It’s a common assumption that in her selflessness, the housewife — particularly the kind of helicopter mom central to Franzen’s families — is stickily sentimental, pious in her devotion to others. Less common, and infinitely more interesting, is the idea that in her anxiety to conceal, her exaggerated displays of affection are calculated to eclipse the intensity of her private world, a kind of overcompensation. It would be tempting to deduce, from his reputation as a grumpy epitome of male privilege, that Franzen’s patience for the housewife would be short: that he would resort to caricature. But in actuality, his interest in the particular kind of suffering born out of struggling to understand your place in the world creates nearly ideal conditions for his housewife characters to come close to truth — which is to say, to the origin of their contradictions. They are always hiding something, though rarely from themselves; they nurture their secrets in the relative safety of their own heads.
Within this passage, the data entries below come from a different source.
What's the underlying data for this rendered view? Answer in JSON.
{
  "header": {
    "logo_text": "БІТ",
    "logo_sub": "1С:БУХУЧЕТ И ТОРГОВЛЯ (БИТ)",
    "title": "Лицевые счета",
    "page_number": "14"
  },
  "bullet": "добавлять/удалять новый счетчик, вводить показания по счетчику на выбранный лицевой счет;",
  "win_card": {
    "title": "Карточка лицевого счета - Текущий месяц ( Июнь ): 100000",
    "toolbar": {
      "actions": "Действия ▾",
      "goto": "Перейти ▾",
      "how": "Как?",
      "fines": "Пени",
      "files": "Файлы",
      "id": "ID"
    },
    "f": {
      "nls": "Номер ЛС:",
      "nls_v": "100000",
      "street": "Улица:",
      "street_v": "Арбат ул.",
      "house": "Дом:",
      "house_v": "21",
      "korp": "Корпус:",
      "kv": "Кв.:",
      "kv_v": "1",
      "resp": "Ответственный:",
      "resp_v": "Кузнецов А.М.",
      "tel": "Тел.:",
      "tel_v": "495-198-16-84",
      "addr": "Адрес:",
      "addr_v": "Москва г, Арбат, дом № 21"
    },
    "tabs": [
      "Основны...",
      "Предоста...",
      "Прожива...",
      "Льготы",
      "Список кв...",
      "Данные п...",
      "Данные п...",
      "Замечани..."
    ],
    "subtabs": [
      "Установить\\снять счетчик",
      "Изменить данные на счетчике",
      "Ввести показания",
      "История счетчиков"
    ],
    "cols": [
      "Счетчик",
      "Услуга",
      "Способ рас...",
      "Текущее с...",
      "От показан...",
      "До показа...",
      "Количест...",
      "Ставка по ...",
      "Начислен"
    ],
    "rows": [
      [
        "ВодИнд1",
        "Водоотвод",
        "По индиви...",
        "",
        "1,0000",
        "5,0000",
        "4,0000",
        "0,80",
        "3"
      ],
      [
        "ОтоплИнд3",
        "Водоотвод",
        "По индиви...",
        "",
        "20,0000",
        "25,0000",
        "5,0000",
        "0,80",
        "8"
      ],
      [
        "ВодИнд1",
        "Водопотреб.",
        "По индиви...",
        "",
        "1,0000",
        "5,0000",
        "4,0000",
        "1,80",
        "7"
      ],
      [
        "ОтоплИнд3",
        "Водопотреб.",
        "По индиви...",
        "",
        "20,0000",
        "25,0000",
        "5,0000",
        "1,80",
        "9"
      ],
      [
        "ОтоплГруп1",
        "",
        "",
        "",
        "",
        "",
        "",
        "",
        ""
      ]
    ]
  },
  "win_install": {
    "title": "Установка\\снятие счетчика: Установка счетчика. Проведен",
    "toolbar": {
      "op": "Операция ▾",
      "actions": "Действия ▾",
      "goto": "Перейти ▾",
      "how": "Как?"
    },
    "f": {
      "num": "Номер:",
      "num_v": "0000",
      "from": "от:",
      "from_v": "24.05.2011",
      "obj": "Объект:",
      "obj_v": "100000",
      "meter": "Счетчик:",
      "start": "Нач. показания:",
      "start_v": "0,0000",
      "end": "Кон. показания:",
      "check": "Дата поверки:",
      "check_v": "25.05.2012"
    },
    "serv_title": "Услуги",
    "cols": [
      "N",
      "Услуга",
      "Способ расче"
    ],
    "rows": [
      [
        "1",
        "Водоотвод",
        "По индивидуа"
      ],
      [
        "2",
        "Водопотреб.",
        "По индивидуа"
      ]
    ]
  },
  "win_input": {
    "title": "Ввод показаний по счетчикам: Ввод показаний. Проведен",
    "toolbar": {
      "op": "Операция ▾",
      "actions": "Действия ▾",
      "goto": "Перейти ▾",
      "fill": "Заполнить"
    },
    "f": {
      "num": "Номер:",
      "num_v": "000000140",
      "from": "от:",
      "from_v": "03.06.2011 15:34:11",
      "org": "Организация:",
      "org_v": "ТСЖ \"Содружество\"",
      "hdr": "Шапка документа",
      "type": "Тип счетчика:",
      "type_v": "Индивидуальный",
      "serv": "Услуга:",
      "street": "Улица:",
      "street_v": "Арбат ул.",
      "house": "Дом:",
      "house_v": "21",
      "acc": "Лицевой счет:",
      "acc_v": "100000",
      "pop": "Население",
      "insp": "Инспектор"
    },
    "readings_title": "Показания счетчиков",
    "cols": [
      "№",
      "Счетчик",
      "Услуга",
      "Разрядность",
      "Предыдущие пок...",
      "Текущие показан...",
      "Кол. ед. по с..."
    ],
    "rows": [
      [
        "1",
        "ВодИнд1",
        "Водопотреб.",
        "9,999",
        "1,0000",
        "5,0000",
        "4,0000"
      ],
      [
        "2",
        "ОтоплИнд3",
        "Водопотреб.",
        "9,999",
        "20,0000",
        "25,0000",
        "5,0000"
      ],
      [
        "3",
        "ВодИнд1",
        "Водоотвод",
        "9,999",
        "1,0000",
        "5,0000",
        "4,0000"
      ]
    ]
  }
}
“To understand the mind,” Franzen writes in The Corrections, “you pictured domestic activity, the hum of related lives on varied tracks, the hearth’s fundamental glow.” In other words, to understand the person, it helps to picture their mother.